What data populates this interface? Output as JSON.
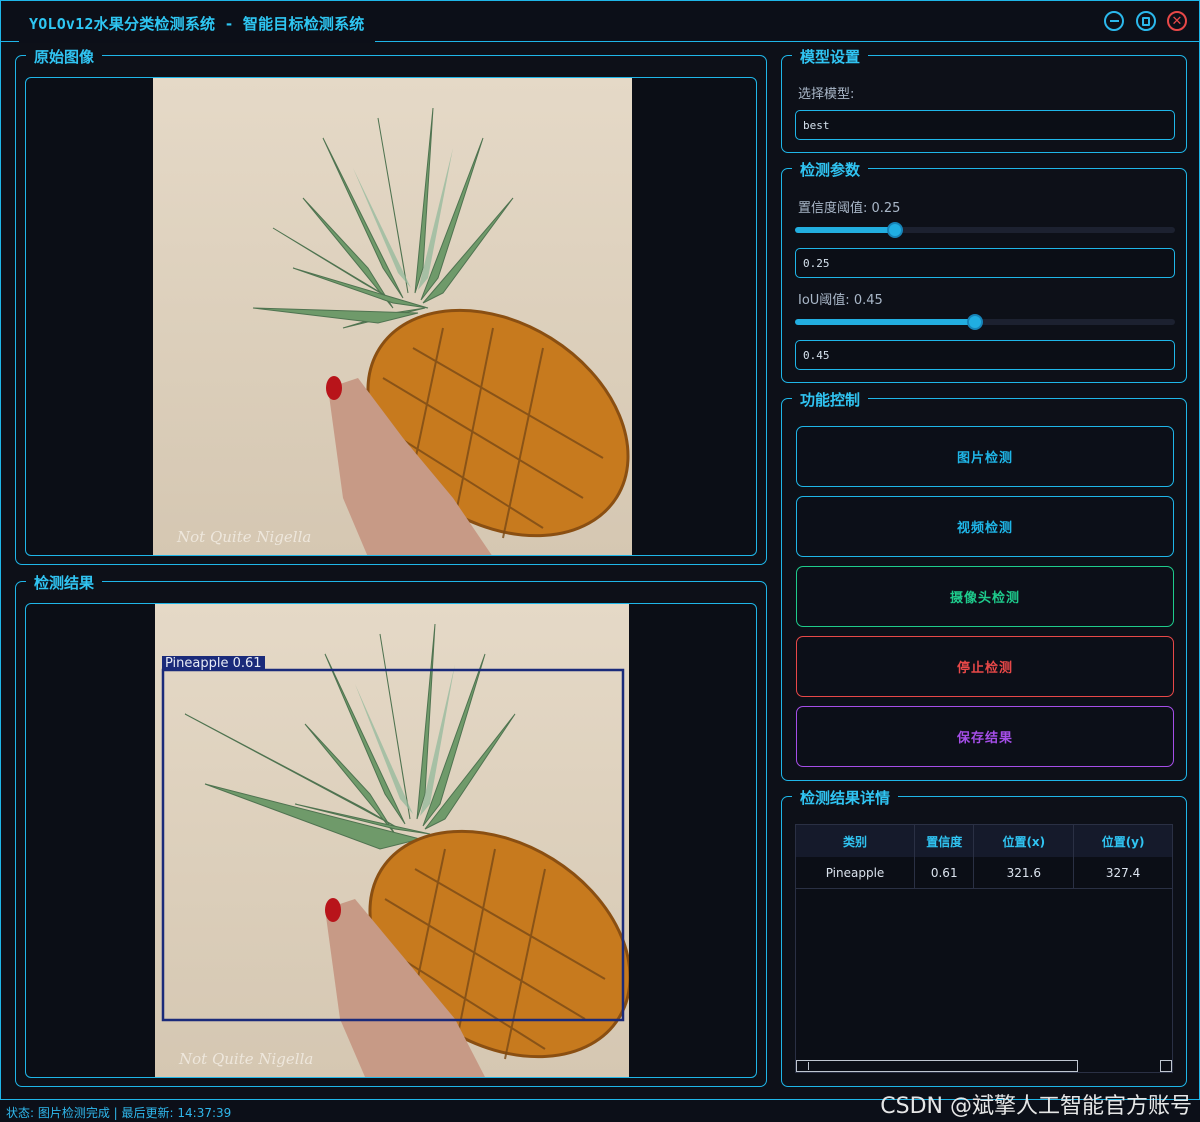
{
  "window": {
    "title": "YOLOv12水果分类检测系统 - 智能目标检测系统",
    "accent": "#1fb6e8"
  },
  "panels": {
    "original": {
      "title": "原始图像",
      "watermark": "Not Quite Nigella"
    },
    "result": {
      "title": "检测结果",
      "watermark": "Not Quite Nigella",
      "box_label": "Pineapple 0.61",
      "box_color": "#1a2a7a"
    }
  },
  "model": {
    "title": "模型设置",
    "select_label": "选择模型:",
    "selected": "best"
  },
  "params": {
    "title": "检测参数",
    "conf_label": "置信度阈值: 0.25",
    "conf_value": "0.25",
    "conf_fraction": 0.25,
    "iou_label": "IoU阈值: 0.45",
    "iou_value": "0.45",
    "iou_fraction": 0.45
  },
  "controls": {
    "title": "功能控制",
    "buttons": [
      {
        "label": "图片检测",
        "color": "#1fb6e8"
      },
      {
        "label": "视频检测",
        "color": "#1fb6e8"
      },
      {
        "label": "摄像头检测",
        "color": "#1ecb8c"
      },
      {
        "label": "停止检测",
        "color": "#e84848"
      },
      {
        "label": "保存结果",
        "color": "#a54ee8"
      }
    ]
  },
  "details": {
    "title": "检测结果详情",
    "headers": [
      "类别",
      "置信度",
      "位置(x)",
      "位置(y)"
    ],
    "rows": [
      [
        "Pineapple",
        "0.61",
        "321.6",
        "327.4"
      ]
    ]
  },
  "status": {
    "text": "状态: 图片检测完成 | 最后更新: 14:37:39"
  },
  "watermark": "CSDN @斌擎人工智能官方账号",
  "icons": {
    "minimize": "minimize-icon",
    "maximize": "maximize-icon",
    "close": "close-icon"
  }
}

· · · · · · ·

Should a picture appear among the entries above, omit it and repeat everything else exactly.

What data populates this interface? Output as JSON.
{
  "window": {
    "title": "YOLOv12水果分类检测系统 - 智能目标检测系统",
    "accent": "#1fb6e8"
  },
  "panels": {
    "original": {
      "title": "原始图像",
      "watermark": "Not Quite Nigella"
    },
    "result": {
      "title": "检测结果",
      "watermark": "Not Quite Nigella",
      "box_label": "Pineapple 0.61",
      "box_color": "#1a2a7a"
    }
  },
  "model": {
    "title": "模型设置",
    "select_label": "选择模型:",
    "selected": "best"
  },
  "params": {
    "title": "检测参数",
    "conf_label": "置信度阈值: 0.25",
    "conf_value": "0.25",
    "conf_fraction": 0.25,
    "iou_label": "IoU阈值: 0.45",
    "iou_value": "0.45",
    "iou_fraction": 0.45
  },
  "controls": {
    "title": "功能控制",
    "buttons": [
      {
        "label": "图片检测",
        "color": "#1fb6e8"
      },
      {
        "label": "视频检测",
        "color": "#1fb6e8"
      },
      {
        "label": "摄像头检测",
        "color": "#1ecb8c"
      },
      {
        "label": "停止检测",
        "color": "#e84848"
      },
      {
        "label": "保存结果",
        "color": "#a54ee8"
      }
    ]
  },
  "details": {
    "title": "检测结果详情",
    "headers": [
      "类别",
      "置信度",
      "位置(x)",
      "位置(y)"
    ],
    "rows": [
      [
        "Pineapple",
        "0.61",
        "321.6",
        "327.4"
      ]
    ]
  },
  "status": {
    "text": "状态: 图片检测完成 | 最后更新: 14:37:39"
  },
  "watermark": "CSDN @斌擎人工智能官方账号",
  "icons": {
    "minimize": "minimize-icon",
    "maximize": "maximize-icon",
    "close": "close-icon"
  }
}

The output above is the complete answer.